■ What the task requires ■
In your copy, each line below is repeated exactly and no image appears.

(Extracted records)
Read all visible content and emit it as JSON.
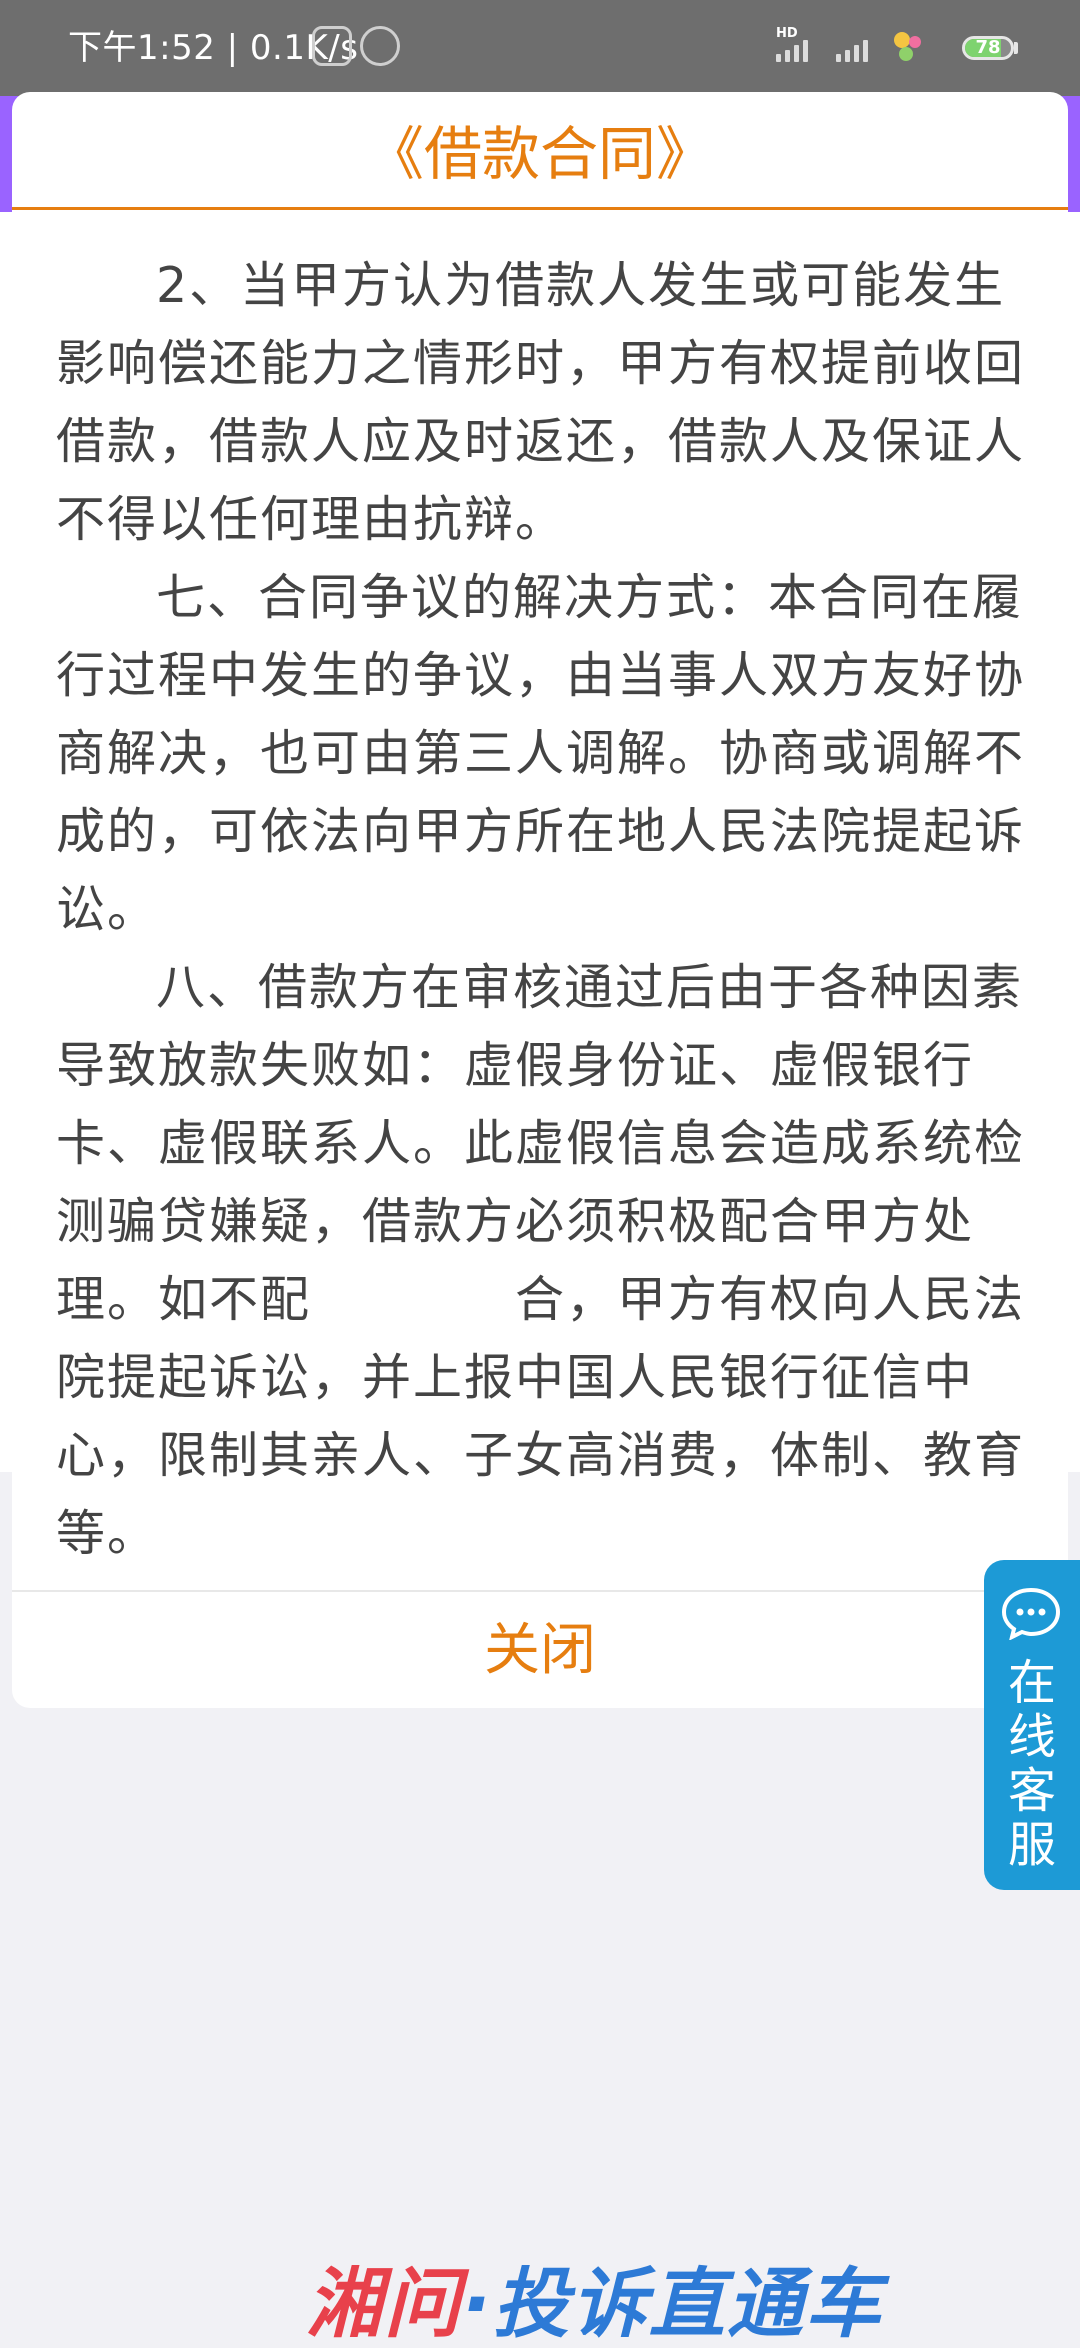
{
  "status_bar": {
    "time": "下午1:52 | 0.1K/s",
    "network_label": "HD",
    "battery_level": "78",
    "battery_fraction": 0.78,
    "icons": [
      "phone-app-icon",
      "alarm-icon",
      "signal-icon",
      "signal-icon",
      "notification-icon",
      "battery-icon"
    ]
  },
  "modal": {
    "title": "《借款合同》",
    "clauses": [
      "2、当甲方认为借款人发生或可能发生影响偿还能力之情形时，甲方有权提前收回借款，借款人应及时返还，借款人及保证人不得以任何理由抗辩。",
      "七、合同争议的解决方式：本合同在履行过程中发生的争议，由当事人双方友好协商解决，也可由第三人调解。协商或调解不成的，可依法向甲方所在地人民法院提起诉讼。",
      "八、借款方在审核通过后由于各种因素导致放款失败如：虚假身份证、虚假银行卡、虚假联系人。此虚假信息会造成系统检测骗贷嫌疑，借款方必须积极配合甲方处理。如不配　　　　合，甲方有权向人民法院提起诉讼，并上报中国人民银行征信中心，限制其亲人、子女高消费，体制、教育等。"
    ],
    "close_label": "关闭"
  },
  "service": {
    "line1": "在",
    "line2": "线",
    "line3": "客",
    "line4": "服",
    "icon": "chat-bubble-icon"
  },
  "watermark": {
    "part1": "湘问",
    "part2": "·投诉直通车"
  },
  "colors": {
    "accent": "#e67e10",
    "header": "#9a63ff",
    "service": "#1d9ad6",
    "text": "#444444"
  }
}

■ Your response ■
Read all visible content and emit it as JSON.
{
  "status_bar": {
    "time": "下午1:52 | 0.1K/s",
    "network_label": "HD",
    "battery_level": "78",
    "battery_fraction": 0.78,
    "icons": [
      "phone-app-icon",
      "alarm-icon",
      "signal-icon",
      "signal-icon",
      "notification-icon",
      "battery-icon"
    ]
  },
  "modal": {
    "title": "《借款合同》",
    "clauses": [
      "2、当甲方认为借款人发生或可能发生影响偿还能力之情形时，甲方有权提前收回借款，借款人应及时返还，借款人及保证人不得以任何理由抗辩。",
      "七、合同争议的解决方式：本合同在履行过程中发生的争议，由当事人双方友好协商解决，也可由第三人调解。协商或调解不成的，可依法向甲方所在地人民法院提起诉讼。",
      "八、借款方在审核通过后由于各种因素导致放款失败如：虚假身份证、虚假银行卡、虚假联系人。此虚假信息会造成系统检测骗贷嫌疑，借款方必须积极配合甲方处理。如不配　　　　合，甲方有权向人民法院提起诉讼，并上报中国人民银行征信中心，限制其亲人、子女高消费，体制、教育等。"
    ],
    "close_label": "关闭"
  },
  "service": {
    "line1": "在",
    "line2": "线",
    "line3": "客",
    "line4": "服",
    "icon": "chat-bubble-icon"
  },
  "watermark": {
    "part1": "湘问",
    "part2": "·投诉直通车"
  },
  "colors": {
    "accent": "#e67e10",
    "header": "#9a63ff",
    "service": "#1d9ad6",
    "text": "#444444"
  }
}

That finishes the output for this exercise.